Cinebench – Scored 1079 on the CPU test. Held at 3.8GHz for a while before the CPU hit a thermal limit around 98°C and throttling back to 2.8GHz. Still above the base clock so I’m pretty happy with that.
3D Mark Firestrike – Managing to score 3852 overall in TimeSpy, this puts it squarely in the “Gaming Laptop” category which is good to know. Thanks 3D mark. Overall this is a pretty decent score for a laptop of its caliber.
Unigine Heaven GPU clocks stayed steady, holding at 1670MHz for the entirety of the 30 minute punishment. We reached a maximum temperature of 67°C, which is a little higher than the temps I recorded during our video review below. I’m putting this down to the fact that I caved and bought a heater.
Should you buy it?
If you’re in the market for a gaming laptop and can’t justify the cost of some outrageous beast, then it’s a resounding yes. Yes you should. The Dell G5 is everything I wanted in a machine, high performance, and low price. Even with the two caveats I mentioned earlier, the screen and the trackpad, I’m still sold. Battery life was impressive, ease of access, upgrade ability, it’s got it all.
If you are looking for a laptop for gaming, you’ll be hard pressed to find a more compelling offering. I really don’t want to send this one back and I’ll be sad to see it go. So sad in fact, that I think the ol’ credit card may need to come out for one to call my own.

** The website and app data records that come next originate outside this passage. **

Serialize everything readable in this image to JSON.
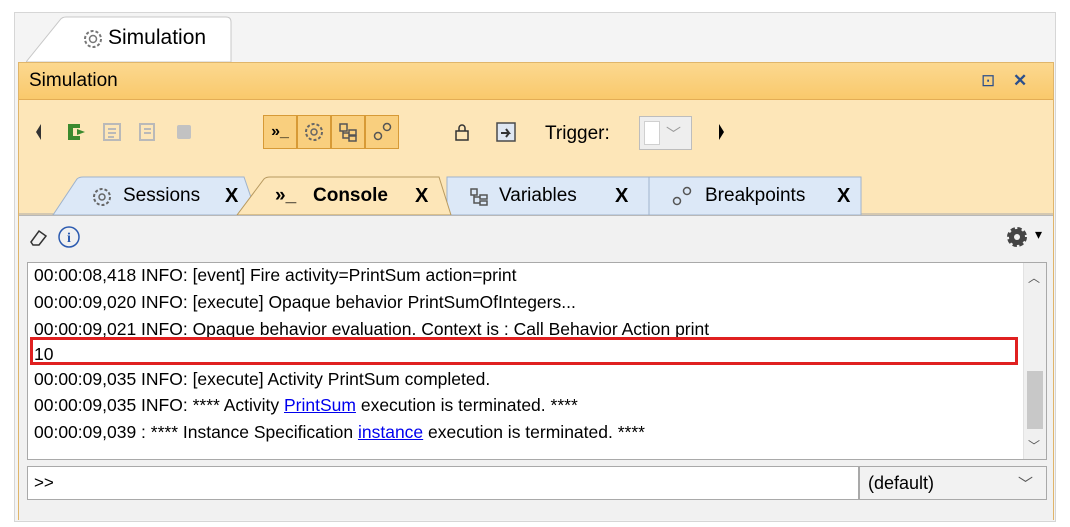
{
  "top_tab": {
    "label": "Simulation",
    "icon": "gear-icon"
  },
  "panel": {
    "title": "Simulation",
    "controls": {
      "restore": "⊡",
      "close": "✕"
    }
  },
  "toolbar": {
    "trigger_label": "Trigger:",
    "icons": [
      "scroll-left-icon",
      "start-icon",
      "step-into-icon",
      "step-over-icon",
      "stop-icon",
      "console-toggle-icon",
      "sessions-toggle-icon",
      "variables-toggle-icon",
      "breakpoints-toggle-icon",
      "lock-icon",
      "export-icon",
      "scroll-right-icon"
    ]
  },
  "tabs": [
    {
      "label": "Sessions",
      "close": "X",
      "active": false
    },
    {
      "label": "Console",
      "close": "X",
      "active": true
    },
    {
      "label": "Variables",
      "close": "X",
      "active": false
    },
    {
      "label": "Breakpoints",
      "close": "X",
      "active": false
    }
  ],
  "console": {
    "lines": [
      "00:00:08,418 INFO: [event] Fire activity=PrintSum action=print",
      "00:00:09,020 INFO: [execute] Opaque behavior PrintSumOfIntegers...",
      "00:00:09,021 INFO: Opaque behavior evaluation. Context is : Call Behavior Action print",
      "10",
      "00:00:09,035 INFO: [execute] Activity PrintSum completed."
    ],
    "line6": {
      "pre": "00:00:09,035 INFO: **** Activity ",
      "link": "PrintSum",
      "post": " execution is terminated. ****"
    },
    "line7": {
      "pre": "00:00:09,039 : **** Instance Specification ",
      "link": "instance",
      "post": " execution is terminated. ****"
    },
    "highlighted_value": "10"
  },
  "command": {
    "value": ">>"
  },
  "dropdown": {
    "selected": "(default)"
  },
  "colors": {
    "panel_bg": "#fde6b8",
    "highlight": "#e02020",
    "link": "#0000ee"
  }
}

If you’ve made it this far and got sick of reading part way through, well you’re in luck. You can check out the video review below: